First glance ID was wrong

When I first spotted this woodpecker I thought it was a Male Northern Flicker. With our camera I captured this image of the pretty woodpecker next to the suet feeder.

Turns out this is a female Red-bellied Woodpecker. The female is distinguished from the male in the red nape vs. the male with a red cap. This bird can stick its sticky saliva covered barbed tongue a full 2 inches past the tip of the beak, letting it successfully catch food deep in crevices.

Suet yourself

Always looking for a new thing, we decided to try our hand at making our own suet. An internet search produced several different recipes. A quick trip to the store and we had what we needed to get started.

 

  • crunchy peanut butter
  • Crisco
  • corn meal
  • quick cook oats
  • white flour
  • bit of sugar

 

 

 

 

 

The simple ingredients were fairly easy to mix in the pan over medium heat. Once everything was mixed we pressed it into the aluminum pan, roughly an inch thick. After setting in the freezer for about we cut the the appropriate size cakes for the cages.

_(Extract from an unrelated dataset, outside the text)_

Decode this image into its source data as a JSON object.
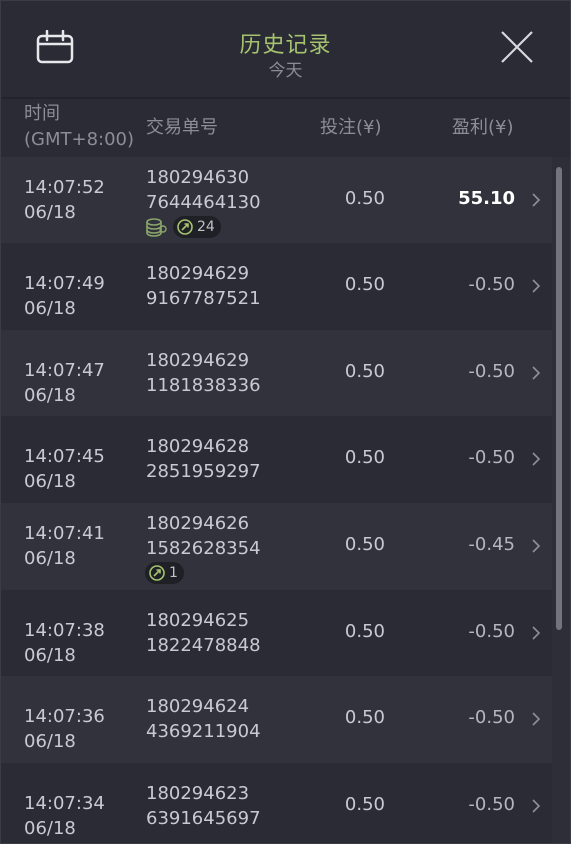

Couple of starlings going bonkers over the new suet

The results? The birds went nuts over the home made suet when we put it out. Sher and I had a ball watching all different species enjoying the new suet. It seems like the starlings especially had gotten a sugar high. They acted like like a bunch of kids who got into the candy a half hour before bedtime.

Another striking woodpecker

The only North American woodpecker that stores and then hides the stored food.

The Red-headed Woodpecker is one of the most striking birds you’ll find in the forest, or, in our case, the backyard. Today Sher spotted a beautiful male on the tube feeder. He was hanging on the bottom of the feeder poking into the openings. This magnificent bird blessed us with his presence for a few minutes. We hope he’ll feel comfortable enough to return soon.

This pair flies and squawks daily

If you’ve been following us for a while, you know that Sher and I like to sit outside in our backyard and take in the sights and sounds of our little slice of nature. Recent additions to our bird feeding equipment have increased the number of feathered visitors.

Lucked out and got a photo of the geese just after they passed our yard

We get to share the company of couple of Canadian Geese each day. And we do mean a couple. This pair flies over our house barely clearing the trees. What is fun is how loud they are. They are always having a very loud and animated conversation, both of them honking and squawking during their whole flight. They follow the same route each day, coming from about 6 or so blocks away, and ending after they pass our house and land on the river that is about 100 yards from our yard. They never land in our yard, be we consider them part of our feathered family!

Diamond Art

Sher has found a new pastime referred to as Diamond Art. It uses hundreds of different colored “diamonds” that you carefully place on a preprinted picture. It’s kind of like paint by number, though it is diamond by number.

It’ll be a fun project, and I just might have to get one of my own. This won’t take as much space as a jig-saw puzzle, and will be easier to put up when not working on it.

Additions to our backyard bird sanctuary

Sher spotted some small but pretty bird baths in a local store’s ad flyer. We decided that they would be a nice addition to our backyard. We thought that we’d use one of the glass receptacles as a true water filled bird bath. The second, however, for now we put bird feed in the second one as a shelf feeder.

Glass bowl bird bath

2nd bird bath as a shelf feeder

 

 

 

 

 

We have been thrilled with the number of different species of birds that have been gracious enough to visit our backyard.

A brash Blue Jay

Chipping Sparrow in the new feeder

Two Starlings enjoying the suet

We have so enjoyed sitting in our backyard watching the birds coming and going from the bird feeders, now scattered across our backyard. We will keep the bird and critter photos coming as we capture them.

Suet yourself

Hanging on an empty corn cob on a large nail is our new backyard suet cage. Soon after the debut of this wildlife feeding device a resident squirrel showed up. He really wasn’t thrilled with this “not corn” thing.


He finally moved on, leaving the suet to the birds.